▶ **BRIEF**
Restate, word for word, each record that follows.

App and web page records
↓↓↓

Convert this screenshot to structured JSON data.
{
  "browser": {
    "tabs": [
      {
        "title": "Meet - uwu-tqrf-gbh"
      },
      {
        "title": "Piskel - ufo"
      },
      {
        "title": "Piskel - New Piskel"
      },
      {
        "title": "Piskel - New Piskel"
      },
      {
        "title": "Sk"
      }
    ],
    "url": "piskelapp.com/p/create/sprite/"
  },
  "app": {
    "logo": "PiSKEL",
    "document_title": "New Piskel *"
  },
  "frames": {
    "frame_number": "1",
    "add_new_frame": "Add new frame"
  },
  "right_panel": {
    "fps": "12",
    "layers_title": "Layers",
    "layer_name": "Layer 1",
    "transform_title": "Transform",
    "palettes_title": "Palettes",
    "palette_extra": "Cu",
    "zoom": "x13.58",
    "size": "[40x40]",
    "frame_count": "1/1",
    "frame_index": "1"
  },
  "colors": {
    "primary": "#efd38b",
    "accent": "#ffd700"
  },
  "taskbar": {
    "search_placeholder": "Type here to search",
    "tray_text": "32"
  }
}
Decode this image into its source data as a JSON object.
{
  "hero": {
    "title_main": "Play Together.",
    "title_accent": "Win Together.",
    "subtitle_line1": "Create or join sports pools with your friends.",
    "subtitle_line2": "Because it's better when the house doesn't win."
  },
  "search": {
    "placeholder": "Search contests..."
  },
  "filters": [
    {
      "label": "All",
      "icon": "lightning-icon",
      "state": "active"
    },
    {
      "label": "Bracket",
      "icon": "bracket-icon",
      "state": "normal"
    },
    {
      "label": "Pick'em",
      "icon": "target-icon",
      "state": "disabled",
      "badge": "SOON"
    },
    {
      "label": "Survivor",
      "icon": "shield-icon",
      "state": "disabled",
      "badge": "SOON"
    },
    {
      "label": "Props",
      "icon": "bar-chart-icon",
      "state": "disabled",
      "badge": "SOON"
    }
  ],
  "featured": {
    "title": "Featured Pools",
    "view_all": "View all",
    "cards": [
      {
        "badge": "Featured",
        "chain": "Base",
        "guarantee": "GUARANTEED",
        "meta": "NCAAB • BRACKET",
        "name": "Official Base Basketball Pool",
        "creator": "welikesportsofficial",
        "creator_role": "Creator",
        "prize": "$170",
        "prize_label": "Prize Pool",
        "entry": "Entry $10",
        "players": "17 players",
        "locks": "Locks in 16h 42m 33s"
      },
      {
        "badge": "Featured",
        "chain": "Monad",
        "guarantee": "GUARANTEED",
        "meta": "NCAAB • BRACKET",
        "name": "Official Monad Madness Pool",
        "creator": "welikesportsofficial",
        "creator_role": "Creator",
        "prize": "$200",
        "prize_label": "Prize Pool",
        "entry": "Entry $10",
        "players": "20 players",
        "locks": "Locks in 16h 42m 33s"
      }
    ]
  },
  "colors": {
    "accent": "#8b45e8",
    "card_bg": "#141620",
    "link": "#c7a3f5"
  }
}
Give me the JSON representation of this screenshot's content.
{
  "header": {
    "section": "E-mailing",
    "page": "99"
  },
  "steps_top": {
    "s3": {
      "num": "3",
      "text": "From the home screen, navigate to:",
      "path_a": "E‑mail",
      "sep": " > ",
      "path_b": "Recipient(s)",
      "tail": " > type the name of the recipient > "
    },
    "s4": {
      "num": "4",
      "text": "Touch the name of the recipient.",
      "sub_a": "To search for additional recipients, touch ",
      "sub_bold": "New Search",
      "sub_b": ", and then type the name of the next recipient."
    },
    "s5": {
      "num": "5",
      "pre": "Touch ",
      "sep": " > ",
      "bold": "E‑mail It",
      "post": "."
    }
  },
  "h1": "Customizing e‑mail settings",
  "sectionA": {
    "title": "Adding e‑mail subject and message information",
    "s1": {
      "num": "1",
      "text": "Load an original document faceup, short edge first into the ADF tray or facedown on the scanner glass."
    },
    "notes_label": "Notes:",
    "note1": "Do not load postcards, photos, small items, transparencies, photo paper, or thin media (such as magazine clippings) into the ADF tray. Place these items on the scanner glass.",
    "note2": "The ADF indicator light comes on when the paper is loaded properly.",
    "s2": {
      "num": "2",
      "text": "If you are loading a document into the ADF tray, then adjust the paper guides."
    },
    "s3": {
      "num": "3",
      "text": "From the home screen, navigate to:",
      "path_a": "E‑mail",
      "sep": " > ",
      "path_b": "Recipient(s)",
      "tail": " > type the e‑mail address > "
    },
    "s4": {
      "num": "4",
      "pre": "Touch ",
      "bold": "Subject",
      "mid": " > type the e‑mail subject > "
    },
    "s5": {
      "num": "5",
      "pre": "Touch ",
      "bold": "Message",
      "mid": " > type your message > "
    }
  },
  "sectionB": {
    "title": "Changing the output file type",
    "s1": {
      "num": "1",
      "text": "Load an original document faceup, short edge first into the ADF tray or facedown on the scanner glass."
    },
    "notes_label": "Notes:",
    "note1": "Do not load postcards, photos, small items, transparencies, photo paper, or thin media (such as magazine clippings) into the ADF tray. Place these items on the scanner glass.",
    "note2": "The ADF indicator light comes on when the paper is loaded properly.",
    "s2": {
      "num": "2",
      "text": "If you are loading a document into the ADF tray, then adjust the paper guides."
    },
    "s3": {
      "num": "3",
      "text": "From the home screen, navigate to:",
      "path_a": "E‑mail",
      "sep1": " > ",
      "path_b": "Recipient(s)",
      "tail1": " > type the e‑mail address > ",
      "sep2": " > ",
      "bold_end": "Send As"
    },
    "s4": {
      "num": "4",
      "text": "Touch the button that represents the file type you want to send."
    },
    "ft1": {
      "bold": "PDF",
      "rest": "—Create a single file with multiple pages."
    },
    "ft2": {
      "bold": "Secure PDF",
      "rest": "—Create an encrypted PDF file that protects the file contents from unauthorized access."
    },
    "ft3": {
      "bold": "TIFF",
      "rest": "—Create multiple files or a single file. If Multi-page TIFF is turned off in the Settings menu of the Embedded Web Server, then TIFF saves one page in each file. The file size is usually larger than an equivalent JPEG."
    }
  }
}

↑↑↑

▶ **WRITTEN REPLY**
Convert this screenshot to structured JSON data.
{
  "browser": {
    "tabs": [
      {
        "title": "Meet - uwu-tqrf-gbh"
      },
      {
        "title": "Piskel - ufo"
      },
      {
        "title": "Piskel - New Piskel"
      },
      {
        "title": "Piskel - New Piskel"
      },
      {
        "title": "Sk"
      }
    ],
    "url": "piskelapp.com/p/create/sprite/"
  },
  "app": {
    "logo": "PiSKEL",
    "document_title": "New Piskel *"
  },
  "frames": {
    "frame_number": "1",
    "add_new_frame": "Add new frame"
  },
  "right_panel": {
    "fps": "12",
    "layers_title": "Layers",
    "layer_name": "Layer 1",
    "transform_title": "Transform",
    "palettes_title": "Palettes",
    "palette_extra": "Cu",
    "zoom": "x13.58",
    "size": "[40x40]",
    "frame_count": "1/1",
    "frame_index": "1"
  },
  "colors": {
    "primary": "#efd38b",
    "accent": "#ffd700"
  },
  "taskbar": {
    "search_placeholder": "Type here to search",
    "tray_text": "32"
  }
}
Decode this image into its source data as a JSON object.
{
  "hero": {
    "title_main": "Play Together.",
    "title_accent": "Win Together.",
    "subtitle_line1": "Create or join sports pools with your friends.",
    "subtitle_line2": "Because it's better when the house doesn't win."
  },
  "search": {
    "placeholder": "Search contests..."
  },
  "filters": [
    {
      "label": "All",
      "icon": "lightning-icon",
      "state": "active"
    },
    {
      "label": "Bracket",
      "icon": "bracket-icon",
      "state": "normal"
    },
    {
      "label": "Pick'em",
      "icon": "target-icon",
      "state": "disabled",
      "badge": "SOON"
    },
    {
      "label": "Survivor",
      "icon": "shield-icon",
      "state": "disabled",
      "badge": "SOON"
    },
    {
      "label": "Props",
      "icon": "bar-chart-icon",
      "state": "disabled",
      "badge": "SOON"
    }
  ],
  "featured": {
    "title": "Featured Pools",
    "view_all": "View all",
    "cards": [
      {
        "badge": "Featured",
        "chain": "Base",
        "guarantee": "GUARANTEED",
        "meta": "NCAAB • BRACKET",
        "name": "Official Base Basketball Pool",
        "creator": "welikesportsofficial",
        "creator_role": "Creator",
        "prize": "$170",
        "prize_label": "Prize Pool",
        "entry": "Entry $10",
        "players": "17 players",
        "locks": "Locks in 16h 42m 33s"
      },
      {
        "badge": "Featured",
        "chain": "Monad",
        "guarantee": "GUARANTEED",
        "meta": "NCAAB • BRACKET",
        "name": "Official Monad Madness Pool",
        "creator": "welikesportsofficial",
        "creator_role": "Creator",
        "prize": "$200",
        "prize_label": "Prize Pool",
        "entry": "Entry $10",
        "players": "20 players",
        "locks": "Locks in 16h 42m 33s"
      }
    ]
  },
  "colors": {
    "accent": "#8b45e8",
    "card_bg": "#141620",
    "link": "#c7a3f5"
  }
}
Give me the JSON representation of this screenshot's content.
{
  "header": {
    "section": "E-mailing",
    "page": "99"
  },
  "steps_top": {
    "s3": {
      "num": "3",
      "text": "From the home screen, navigate to:",
      "path_a": "E‑mail",
      "sep": " > ",
      "path_b": "Recipient(s)",
      "tail": " > type the name of the recipient > "
    },
    "s4": {
      "num": "4",
      "text": "Touch the name of the recipient.",
      "sub_a": "To search for additional recipients, touch ",
      "sub_bold": "New Search",
      "sub_b": ", and then type the name of the next recipient."
    },
    "s5": {
      "num": "5",
      "pre": "Touch ",
      "sep": " > ",
      "bold": "E‑mail It",
      "post": "."
    }
  },
  "h1": "Customizing e‑mail settings",
  "sectionA": {
    "title": "Adding e‑mail subject and message information",
    "s1": {
      "num": "1",
      "text": "Load an original document faceup, short edge first into the ADF tray or facedown on the scanner glass."
    },
    "notes_label": "Notes:",
    "note1": "Do not load postcards, photos, small items, transparencies, photo paper, or thin media (such as magazine clippings) into the ADF tray. Place these items on the scanner glass.",
    "note2": "The ADF indicator light comes on when the paper is loaded properly.",
    "s2": {
      "num": "2",
      "text": "If you are loading a document into the ADF tray, then adjust the paper guides."
    },
    "s3": {
      "num": "3",
      "text": "From the home screen, navigate to:",
      "path_a": "E‑mail",
      "sep": " > ",
      "path_b": "Recipient(s)",
      "tail": " > type the e‑mail address > "
    },
    "s4": {
      "num": "4",
      "pre": "Touch ",
      "bold": "Subject",
      "mid": " > type the e‑mail subject > "
    },
    "s5": {
      "num": "5",
      "pre": "Touch ",
      "bold": "Message",
      "mid": " > type your message > "
    }
  },
  "sectionB": {
    "title": "Changing the output file type",
    "s1": {
      "num": "1",
      "text": "Load an original document faceup, short edge first into the ADF tray or facedown on the scanner glass."
    },
    "notes_label": "Notes:",
    "note1": "Do not load postcards, photos, small items, transparencies, photo paper, or thin media (such as magazine clippings) into the ADF tray. Place these items on the scanner glass.",
    "note2": "The ADF indicator light comes on when the paper is loaded properly.",
    "s2": {
      "num": "2",
      "text": "If you are loading a document into the ADF tray, then adjust the paper guides."
    },
    "s3": {
      "num": "3",
      "text": "From the home screen, navigate to:",
      "path_a": "E‑mail",
      "sep1": " > ",
      "path_b": "Recipient(s)",
      "tail1": " > type the e‑mail address > ",
      "sep2": " > ",
      "bold_end": "Send As"
    },
    "s4": {
      "num": "4",
      "text": "Touch the button that represents the file type you want to send."
    },
    "ft1": {
      "bold": "PDF",
      "rest": "—Create a single file with multiple pages."
    },
    "ft2": {
      "bold": "Secure PDF",
      "rest": "—Create an encrypted PDF file that protects the file contents from unauthorized access."
    },
    "ft3": {
      "bold": "TIFF",
      "rest": "—Create multiple files or a single file. If Multi-page TIFF is turned off in the Settings menu of the Embedded Web Server, then TIFF saves one page in each file. The file size is usually larger than an equivalent JPEG."
    }
  }
}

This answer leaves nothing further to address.